To prevent XSS payload attacks, you can implement the following security measures:
Output encoding is a technique used to ensure that user-supplied data is safe to be displayed on a web page. This is achieved by converting potentially dangerous characters or sequences into a harmless format before they are displayed on the page.
For example, angle brackets (< and >) are often used in XSS attacks to inject malicious code into a page, so output encoding would convert these characters into their HTML-encoded equivalents to prevent the browser from interpreting them as HTML tags.
Output encoding helps prevent XSS attacks by ensuring that user-supplied data is not executed as code, but rather is displayed as plain text. This makes it difficult for attackers to inject malicious code into a web page.
However, output encoding is context-sensitive, meaning that the encoding technique used will depend on the location within the HTML document where the user-supplied data is being displayed. For example, encoding should be different when displaying user data within an HTML attribute compared to when it is being displayed within the body of the HTML document.
Avoid Inserting Untrusted Data Except in Allowed Locations
Implement Input Validation
Input validation is a technique used to ensure that user-supplied data is safe to process and use. This is achieved by checking the user input for malicious content before it is processed by the web application.
Use Security Headers
Security headers are HTTP response headers that are sent by a web server to a client's browser to provide additional security measures for the web page. These headers provide instructions to the browser on how to handle certain types of requests and content, and can help prevent XSS and other types of attacks.
Examples of security headers include:
- X-XSS-Protection: This header enables the browser's built-in XSS protection mechanism and provides an additional layer of defense against XSS attacks.
- Content-Security-Policy: This header allows you to specify which sources of content are allowed to be loaded by the browser, helping to prevent XSS and other types of attacks.
- X-Content-Type-Options: This header prevents browsers from interpreting files as a different MIME type, which can help to prevent XSS attacks that leverage MIME confusion.
- Strict-Transport-Security: This header enforces the use of HTTPS for a specified period of time, helping to prevent attacks that exploit insecure connections.

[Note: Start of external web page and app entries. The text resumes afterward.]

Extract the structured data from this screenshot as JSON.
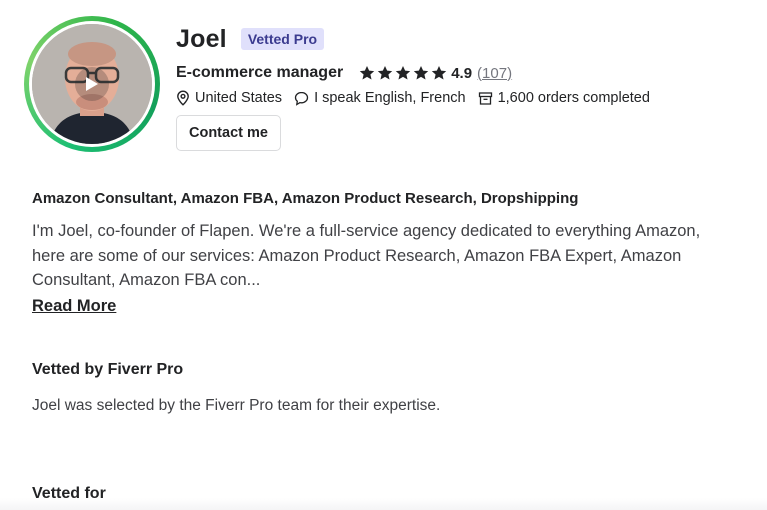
{
  "profile": {
    "name": "Joel",
    "badge": "Vetted Pro",
    "job_title": "E-commerce manager",
    "rating": "4.9",
    "stars": 5,
    "reviews": "(107)",
    "location": "United States",
    "languages": "I speak English, French",
    "orders": "1,600 orders completed",
    "contact_label": "Contact me",
    "ring_color": "#1dbf73"
  },
  "about": {
    "skills": "Amazon Consultant, Amazon FBA, Amazon Product Research, Dropshipping",
    "bio_line1": "I'm Joel, co-founder of Flapen. We're a full-service agency dedicated to everything Amazon,",
    "bio_line2": "here are some of our services: Amazon Product Research, Amazon FBA Expert, Amazon",
    "bio_line3": "Consultant, Amazon FBA con...",
    "read_more": "Read More"
  },
  "vetted": {
    "heading": "Vetted by Fiverr Pro",
    "text": "Joel was selected by the Fiverr Pro team for their expertise.",
    "vetted_for": "Vetted for"
  },
  "icons": {
    "location": "location-pin-icon",
    "language": "speech-bubble-icon",
    "orders": "archive-box-icon",
    "star": "star-icon",
    "play": "play-icon"
  }
}
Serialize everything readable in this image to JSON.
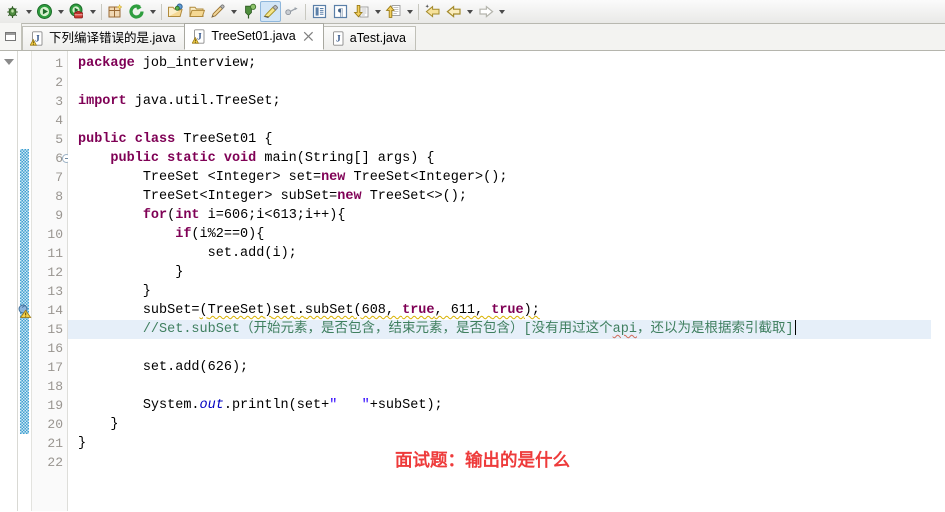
{
  "toolbar": {
    "items": [
      {
        "name": "debug-icon",
        "type": "button",
        "glyph": "bug"
      },
      {
        "name": "debug-dropdown-arrow",
        "type": "arrow"
      },
      {
        "name": "run-icon",
        "type": "button",
        "glyph": "run"
      },
      {
        "name": "run-dropdown-arrow",
        "type": "arrow"
      },
      {
        "name": "run-external-tools-icon",
        "type": "button",
        "glyph": "toolbox"
      },
      {
        "name": "external-tools-dropdown-arrow",
        "type": "arrow"
      },
      {
        "name": "new-package-icon",
        "type": "button",
        "glyph": "package"
      },
      {
        "name": "refresh-icon",
        "type": "button",
        "glyph": "refresh"
      },
      {
        "name": "refresh-dropdown-arrow",
        "type": "arrow"
      },
      {
        "name": "open-type-icon",
        "type": "button",
        "glyph": "open-folder-blue"
      },
      {
        "name": "open-resource-icon",
        "type": "button",
        "glyph": "open-folder"
      },
      {
        "name": "pencil-icon",
        "type": "button",
        "glyph": "pencil"
      },
      {
        "name": "pencil-dropdown-arrow",
        "type": "arrow"
      },
      {
        "name": "search-pin-icon",
        "type": "button",
        "glyph": "pin"
      },
      {
        "name": "highlight-marker-icon",
        "type": "button",
        "glyph": "marker",
        "active": true
      },
      {
        "name": "link-icon",
        "type": "button",
        "glyph": "link"
      },
      {
        "name": "toggle-block-selection-icon",
        "type": "button",
        "glyph": "block-sel"
      },
      {
        "name": "show-whitespace-icon",
        "type": "button",
        "glyph": "pilcrow"
      },
      {
        "name": "next-annotation-icon",
        "type": "button",
        "glyph": "down-arrow-doc"
      },
      {
        "name": "next-annotation-dropdown-arrow",
        "type": "arrow"
      },
      {
        "name": "previous-annotation-icon",
        "type": "button",
        "glyph": "up-arrow-doc"
      },
      {
        "name": "previous-annotation-dropdown-arrow",
        "type": "arrow"
      },
      {
        "name": "last-edit-location-icon",
        "type": "button",
        "glyph": "back-star"
      },
      {
        "name": "back-icon",
        "type": "button",
        "glyph": "back"
      },
      {
        "name": "back-dropdown-arrow",
        "type": "arrow"
      },
      {
        "name": "forward-icon",
        "type": "button",
        "glyph": "forward"
      },
      {
        "name": "forward-dropdown-arrow",
        "type": "arrow"
      }
    ]
  },
  "tabs": [
    {
      "label": "下列编译错误的是.java",
      "active": false,
      "warning": true,
      "closable": false
    },
    {
      "label": "TreeSet01.java",
      "active": true,
      "warning": true,
      "closable": true
    },
    {
      "label": "aTest.java",
      "active": false,
      "warning": false,
      "closable": false
    }
  ],
  "editor": {
    "current_line": 15,
    "change_bar_from_line": 6,
    "change_bar_to_line": 20,
    "warning_marker_line": 14,
    "fold_marker_line": 6,
    "line_numbers": [
      1,
      2,
      3,
      4,
      5,
      6,
      7,
      8,
      9,
      10,
      11,
      12,
      13,
      14,
      15,
      16,
      17,
      18,
      19,
      20,
      21,
      22
    ],
    "lines": [
      {
        "n": 1,
        "text": "package job_interview;"
      },
      {
        "n": 2,
        "text": ""
      },
      {
        "n": 3,
        "text": "import java.util.TreeSet;"
      },
      {
        "n": 4,
        "text": ""
      },
      {
        "n": 5,
        "text": "public class TreeSet01 {"
      },
      {
        "n": 6,
        "text": "    public static void main(String[] args) {"
      },
      {
        "n": 7,
        "text": "        TreeSet <Integer> set=new TreeSet<Integer>();"
      },
      {
        "n": 8,
        "text": "        TreeSet<Integer> subSet=new TreeSet<>();"
      },
      {
        "n": 9,
        "text": "        for(int i=606;i<613;i++){"
      },
      {
        "n": 10,
        "text": "            if(i%2==0){"
      },
      {
        "n": 11,
        "text": "                set.add(i);"
      },
      {
        "n": 12,
        "text": "            }"
      },
      {
        "n": 13,
        "text": "        }"
      },
      {
        "n": 14,
        "text": "        subSet=(TreeSet)set.subSet(608, true, 611, true);"
      },
      {
        "n": 15,
        "text": "        //Set.subSet（开始元素，是否包含，结束元素，是否包含）[没有用过这个api，还以为是根据索引截取]"
      },
      {
        "n": 16,
        "text": ""
      },
      {
        "n": 17,
        "text": "        set.add(626);"
      },
      {
        "n": 18,
        "text": ""
      },
      {
        "n": 19,
        "text": "        System.out.println(set+\"   \"+subSet);"
      },
      {
        "n": 20,
        "text": "    }"
      },
      {
        "n": 21,
        "text": "}"
      },
      {
        "n": 22,
        "text": ""
      }
    ],
    "annotation": {
      "text": "面试题：输出的是什么",
      "color": "#ee3b3b"
    }
  },
  "colors": {
    "keyword": "#7f0055",
    "comment": "#3f7f5f",
    "string": "#2a00ff",
    "field": "#0000c0",
    "current_line_highlight": "#e6eff9",
    "change_bar": "#3f9fd0",
    "annotation_red": "#ee3b3b",
    "warning_squiggle": "#d8b100"
  }
}
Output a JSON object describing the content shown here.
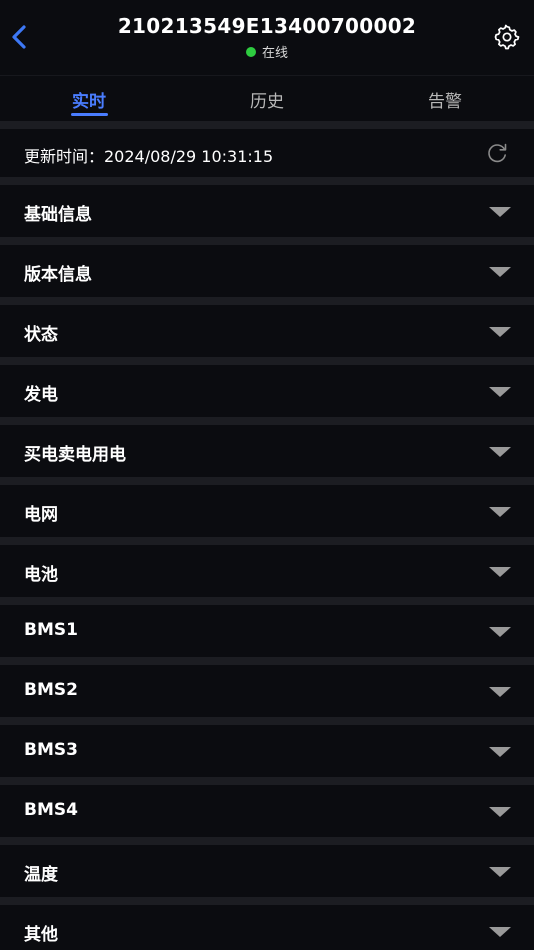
{
  "header": {
    "title": "210213549E13400700002",
    "status": "在线",
    "status_color": "#2ecc40",
    "back_icon": "chevron-left-icon",
    "settings_icon": "gear-icon"
  },
  "tabs": [
    {
      "label": "实时",
      "active": true
    },
    {
      "label": "历史",
      "active": false
    },
    {
      "label": "告警",
      "active": false
    }
  ],
  "accent_color": "#4a7dff",
  "update": {
    "label": "更新时间：2024/08/29 10:31:15",
    "refresh_icon": "refresh-icon"
  },
  "sections": [
    {
      "label": "基础信息"
    },
    {
      "label": "版本信息"
    },
    {
      "label": "状态"
    },
    {
      "label": "发电"
    },
    {
      "label": "买电卖电用电"
    },
    {
      "label": "电网"
    },
    {
      "label": "电池"
    },
    {
      "label": "BMS1"
    },
    {
      "label": "BMS2"
    },
    {
      "label": "BMS3"
    },
    {
      "label": "BMS4"
    },
    {
      "label": "温度"
    },
    {
      "label": "其他"
    }
  ]
}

By using security headers, you can help to improve the security of your web pages and prevent XSS and other types of attacks. It is important to regularly review and update your security headers to ensure that they are effective against new threats.